"A mime whose greatest success was on the radio. A folk humorist in the years when American entertainment was becoming urban. A vulgar knockabout at a time when American comedy was becoming sophisticated and verbal. A naïve ne'er-do-well in the age of the self-conscious schlemiel. Red Skelton's career is a study in how to miss every trend that comes down the pike." This assessment of the legendary comedic clown by writer Ross Wetzsteon is excerpted by Leonard Maltin in his chapter on Red from his indispensable reference The Great Movie Comedians, and it’s one that’s stayed with me for many years—particularly the first sentence.
any number of collections of his radio broadcasts during my tenure at Radio Spirits—many of these shows have been previously uncirculated among old-time radio hobbyists, and have recently resurfaced with the stamp of approval from the Skelton estate.
That estate has not neglected the comedian’s television legacy, either. You’ll find a myriad of DVD collections available from Skelton’s twenty-year boob tube reign as “the clown master,” and in casual conversations with those who share my obsession with nostalgia, I gleaned an impression that Red’s TV work is what they remember best. (I don’t think my parents ever watched his show, so that’s why most of my memories are from radio.) Time-Life added a magnificent set to the mix on January 3 of this year with The Red Skelton Hour in Color, a 3-DVD set featuring twelve episodes from Skelton’s mega-successful variety hour that convulsed audiences over CBS-TV on Tuesday nights from 1962 to 1970. (Skelton made the leap into TV in 1951, but his weekly show was a half-hour for the first 11 years he was on the small screen.)
“The Skelton Scrapbook of Satire.”) An October 28, 1969 show pays tribute to Wayne’s forty years in the movies, and features a hilarious routine where Red plays a variety of autograph hounds encountering The Duke on the street. In the set-up to the bit, Red suggests that Wayne “pretend you’re a movie star—you’ve been doing that for years, see…”

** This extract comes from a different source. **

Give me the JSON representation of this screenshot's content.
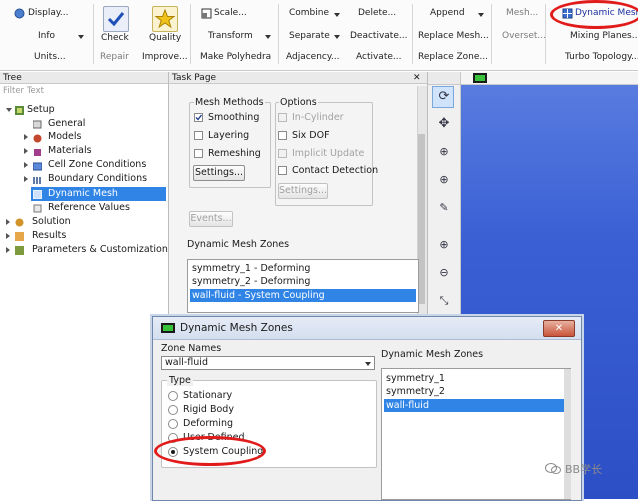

This produces a hearty guffaw from The Duke, prompting Skelton to observe: “That’s what I like—a guy who can laugh at himself!” “You’ve been doing that for years!” Wayne retorts, to loud audience laughter and applause. Another great thing about the Skelton Hour shows is seeing familiar character faces; I spotted Henry Corden in two programs, not to mention Peggy Rea, Elaine Joyce (in a see-through dress that you have to see to believe), Grady Sutton, David Sharpe (Grady and Dave are Boy Friends alumni!), Bern Hoffman, Stanley Adams, and Robert “I was kicked in the haid by a mule” Easton.